LISTED RECORDS:

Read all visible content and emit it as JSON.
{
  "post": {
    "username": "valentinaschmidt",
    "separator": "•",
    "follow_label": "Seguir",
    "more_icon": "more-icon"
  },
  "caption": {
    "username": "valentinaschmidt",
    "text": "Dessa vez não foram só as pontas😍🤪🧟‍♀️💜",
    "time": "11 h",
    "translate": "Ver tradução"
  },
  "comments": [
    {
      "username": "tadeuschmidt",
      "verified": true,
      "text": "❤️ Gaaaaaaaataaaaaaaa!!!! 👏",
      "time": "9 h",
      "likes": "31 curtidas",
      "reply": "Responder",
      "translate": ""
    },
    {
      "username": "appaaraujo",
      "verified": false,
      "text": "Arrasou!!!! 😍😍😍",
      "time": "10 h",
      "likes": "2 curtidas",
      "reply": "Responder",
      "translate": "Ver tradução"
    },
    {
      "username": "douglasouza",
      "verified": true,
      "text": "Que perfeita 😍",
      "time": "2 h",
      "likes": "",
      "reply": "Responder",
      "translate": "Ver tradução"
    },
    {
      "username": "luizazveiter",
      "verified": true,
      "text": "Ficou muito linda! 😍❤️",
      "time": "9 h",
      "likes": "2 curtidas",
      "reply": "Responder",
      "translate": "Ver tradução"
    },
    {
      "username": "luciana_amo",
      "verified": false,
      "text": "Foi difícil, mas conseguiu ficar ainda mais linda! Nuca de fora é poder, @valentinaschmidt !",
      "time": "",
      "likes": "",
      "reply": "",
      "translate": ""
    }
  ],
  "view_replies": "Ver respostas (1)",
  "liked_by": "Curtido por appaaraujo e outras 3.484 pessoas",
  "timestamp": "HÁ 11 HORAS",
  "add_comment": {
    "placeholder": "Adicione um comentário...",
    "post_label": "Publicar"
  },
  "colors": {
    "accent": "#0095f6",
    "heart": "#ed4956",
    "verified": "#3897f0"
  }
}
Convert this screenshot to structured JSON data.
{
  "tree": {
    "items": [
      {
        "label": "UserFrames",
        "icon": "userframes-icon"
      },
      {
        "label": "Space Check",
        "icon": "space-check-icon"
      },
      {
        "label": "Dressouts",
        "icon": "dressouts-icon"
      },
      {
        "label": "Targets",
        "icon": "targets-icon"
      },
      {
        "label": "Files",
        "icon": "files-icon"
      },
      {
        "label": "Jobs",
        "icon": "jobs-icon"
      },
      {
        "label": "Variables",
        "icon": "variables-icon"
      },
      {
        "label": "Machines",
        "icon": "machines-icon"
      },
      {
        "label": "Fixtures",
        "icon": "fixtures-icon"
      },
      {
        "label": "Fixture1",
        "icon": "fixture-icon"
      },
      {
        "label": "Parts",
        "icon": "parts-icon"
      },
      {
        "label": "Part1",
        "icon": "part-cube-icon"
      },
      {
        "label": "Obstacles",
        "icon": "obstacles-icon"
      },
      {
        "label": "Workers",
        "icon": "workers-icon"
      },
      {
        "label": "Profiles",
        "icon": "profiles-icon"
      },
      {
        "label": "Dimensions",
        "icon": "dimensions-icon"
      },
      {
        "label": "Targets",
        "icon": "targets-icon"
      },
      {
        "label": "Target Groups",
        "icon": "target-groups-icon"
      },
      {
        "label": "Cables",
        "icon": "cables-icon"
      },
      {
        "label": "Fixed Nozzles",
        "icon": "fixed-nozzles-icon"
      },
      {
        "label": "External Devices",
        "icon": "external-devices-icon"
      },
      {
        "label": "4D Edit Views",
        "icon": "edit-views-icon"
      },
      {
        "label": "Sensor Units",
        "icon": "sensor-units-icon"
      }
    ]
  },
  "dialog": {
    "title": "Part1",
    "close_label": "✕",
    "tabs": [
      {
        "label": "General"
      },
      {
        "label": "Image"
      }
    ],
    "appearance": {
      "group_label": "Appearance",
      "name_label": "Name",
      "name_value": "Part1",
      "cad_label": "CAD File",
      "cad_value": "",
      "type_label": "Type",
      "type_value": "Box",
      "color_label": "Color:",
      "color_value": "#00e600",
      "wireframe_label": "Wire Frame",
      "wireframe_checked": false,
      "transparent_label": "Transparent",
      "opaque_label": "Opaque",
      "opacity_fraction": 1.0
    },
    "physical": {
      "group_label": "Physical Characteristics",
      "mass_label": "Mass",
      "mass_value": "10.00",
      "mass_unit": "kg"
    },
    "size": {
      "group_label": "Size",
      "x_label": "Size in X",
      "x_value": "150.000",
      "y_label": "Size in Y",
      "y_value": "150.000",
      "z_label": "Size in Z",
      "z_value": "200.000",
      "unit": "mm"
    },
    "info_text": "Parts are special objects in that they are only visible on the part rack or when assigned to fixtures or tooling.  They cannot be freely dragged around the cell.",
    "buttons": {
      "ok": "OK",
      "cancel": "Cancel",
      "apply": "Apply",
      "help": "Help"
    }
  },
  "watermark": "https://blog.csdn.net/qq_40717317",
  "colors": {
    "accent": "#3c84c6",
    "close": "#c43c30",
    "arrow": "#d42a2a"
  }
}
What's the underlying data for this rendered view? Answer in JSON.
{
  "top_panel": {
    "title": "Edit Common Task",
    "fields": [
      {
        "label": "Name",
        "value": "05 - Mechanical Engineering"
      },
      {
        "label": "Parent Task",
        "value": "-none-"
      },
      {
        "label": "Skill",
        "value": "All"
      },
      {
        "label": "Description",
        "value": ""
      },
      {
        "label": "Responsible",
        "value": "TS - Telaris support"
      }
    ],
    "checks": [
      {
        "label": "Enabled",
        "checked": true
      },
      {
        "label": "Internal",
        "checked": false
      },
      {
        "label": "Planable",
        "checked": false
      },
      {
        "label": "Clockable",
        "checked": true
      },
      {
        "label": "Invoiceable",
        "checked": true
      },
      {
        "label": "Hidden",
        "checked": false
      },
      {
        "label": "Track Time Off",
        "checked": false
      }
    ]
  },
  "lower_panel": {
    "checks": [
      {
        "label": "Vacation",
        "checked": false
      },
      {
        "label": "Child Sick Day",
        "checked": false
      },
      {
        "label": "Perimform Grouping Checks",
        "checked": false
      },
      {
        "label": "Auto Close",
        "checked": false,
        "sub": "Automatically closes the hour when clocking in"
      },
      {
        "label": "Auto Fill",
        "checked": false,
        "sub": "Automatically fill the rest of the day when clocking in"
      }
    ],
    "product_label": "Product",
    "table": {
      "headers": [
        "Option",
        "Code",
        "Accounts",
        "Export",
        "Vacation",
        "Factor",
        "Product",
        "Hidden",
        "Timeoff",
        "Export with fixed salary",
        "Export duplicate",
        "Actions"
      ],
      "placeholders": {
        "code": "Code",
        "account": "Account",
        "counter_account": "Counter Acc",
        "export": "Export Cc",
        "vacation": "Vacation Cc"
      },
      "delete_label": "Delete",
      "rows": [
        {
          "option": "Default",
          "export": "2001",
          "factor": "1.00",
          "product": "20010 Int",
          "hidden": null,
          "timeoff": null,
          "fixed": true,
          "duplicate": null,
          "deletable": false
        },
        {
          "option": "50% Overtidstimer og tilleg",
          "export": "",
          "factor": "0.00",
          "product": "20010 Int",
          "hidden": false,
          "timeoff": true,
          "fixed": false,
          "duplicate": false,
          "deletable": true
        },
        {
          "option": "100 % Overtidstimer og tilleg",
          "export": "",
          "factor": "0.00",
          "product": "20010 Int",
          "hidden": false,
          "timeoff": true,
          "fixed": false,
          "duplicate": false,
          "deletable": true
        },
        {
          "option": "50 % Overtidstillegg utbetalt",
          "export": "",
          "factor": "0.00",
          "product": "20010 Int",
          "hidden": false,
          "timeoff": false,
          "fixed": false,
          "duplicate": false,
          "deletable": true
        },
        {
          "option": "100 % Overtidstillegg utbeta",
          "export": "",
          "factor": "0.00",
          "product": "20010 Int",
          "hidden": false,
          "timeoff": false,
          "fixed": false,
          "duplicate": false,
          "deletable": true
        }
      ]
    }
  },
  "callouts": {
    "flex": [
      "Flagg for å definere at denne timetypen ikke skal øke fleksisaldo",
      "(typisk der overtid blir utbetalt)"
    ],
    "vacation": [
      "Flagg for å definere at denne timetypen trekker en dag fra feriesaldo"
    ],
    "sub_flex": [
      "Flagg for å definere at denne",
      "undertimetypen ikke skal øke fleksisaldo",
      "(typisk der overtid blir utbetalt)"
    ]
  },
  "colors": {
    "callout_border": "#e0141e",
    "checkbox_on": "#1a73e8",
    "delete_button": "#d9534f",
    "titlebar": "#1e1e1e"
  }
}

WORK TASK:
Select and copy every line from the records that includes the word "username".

SOLUTION TO THE EXERCISE:
    "username": "valentinaschmidt",
    "username": "valentinaschmidt",
      "username": "tadeuschmidt",
      "username": "appaaraujo",
      "username": "douglasouza",
      "username": "luizazveiter",
      "username": "luciana_amo",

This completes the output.